Image via MorgueFile.com

If there’s one article worth reading at the moment, it’s How Laura Poitras Helped Snowden Spill His Secrets.

Go on, have a read if you haven’t already. I’ll wait.

What strikes me, though its never spelled out in that story, is how the NSA was the author of its own misfortunes.

When Snowden first decided to go public, the journalist he contacted was Glenn Greenwald. But Greenwald never got back to him. Snowden sent instructions explaining how to set up secure encryption, and as Greenwald admits, encryption was just too much hassle.

Then Snowden reached out to Laura Poitras.

Laura Poitras was on security watchlists, because she made a documentary film about Iraq.

She was routinely stopped at airports and questioned by security personnel.

Her notes were seized.

Her electronic equipment was seized.

On one occasion, she was told her pen was a dangerous weapon as she took notes of the questions she was asked.

All of this made her security conscious and alert to government surveillance.

So when Snowden contacted her, she already knew something about encryption. And the rest you know.

That security officer was right. Her pen is a weapon.

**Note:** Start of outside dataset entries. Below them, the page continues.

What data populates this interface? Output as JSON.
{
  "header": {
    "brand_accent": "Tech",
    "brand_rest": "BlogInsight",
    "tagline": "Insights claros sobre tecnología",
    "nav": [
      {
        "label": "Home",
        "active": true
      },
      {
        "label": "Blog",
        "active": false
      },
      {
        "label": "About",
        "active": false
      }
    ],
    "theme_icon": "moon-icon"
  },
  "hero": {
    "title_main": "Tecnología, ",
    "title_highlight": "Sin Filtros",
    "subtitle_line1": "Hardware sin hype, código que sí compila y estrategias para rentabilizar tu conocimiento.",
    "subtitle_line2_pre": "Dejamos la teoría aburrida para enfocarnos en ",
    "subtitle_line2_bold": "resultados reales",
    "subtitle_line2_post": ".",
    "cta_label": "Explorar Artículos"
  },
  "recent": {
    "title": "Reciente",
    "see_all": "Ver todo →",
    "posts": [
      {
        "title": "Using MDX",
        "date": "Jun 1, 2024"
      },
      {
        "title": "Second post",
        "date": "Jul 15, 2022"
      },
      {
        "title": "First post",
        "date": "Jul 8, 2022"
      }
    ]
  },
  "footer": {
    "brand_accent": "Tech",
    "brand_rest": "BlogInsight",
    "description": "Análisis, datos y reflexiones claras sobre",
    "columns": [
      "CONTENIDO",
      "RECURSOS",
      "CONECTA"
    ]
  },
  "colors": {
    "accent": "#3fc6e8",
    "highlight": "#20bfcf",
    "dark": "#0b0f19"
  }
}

Just not in the way he imagined.

Image via MorgueFile.com
Image via MorgueFile.com


By Gerard Cunningham

Gerard Cunningham occupies his time working as a journalist, writer, sub-editor, blogger and podcaster, yet still finds himself underemployed.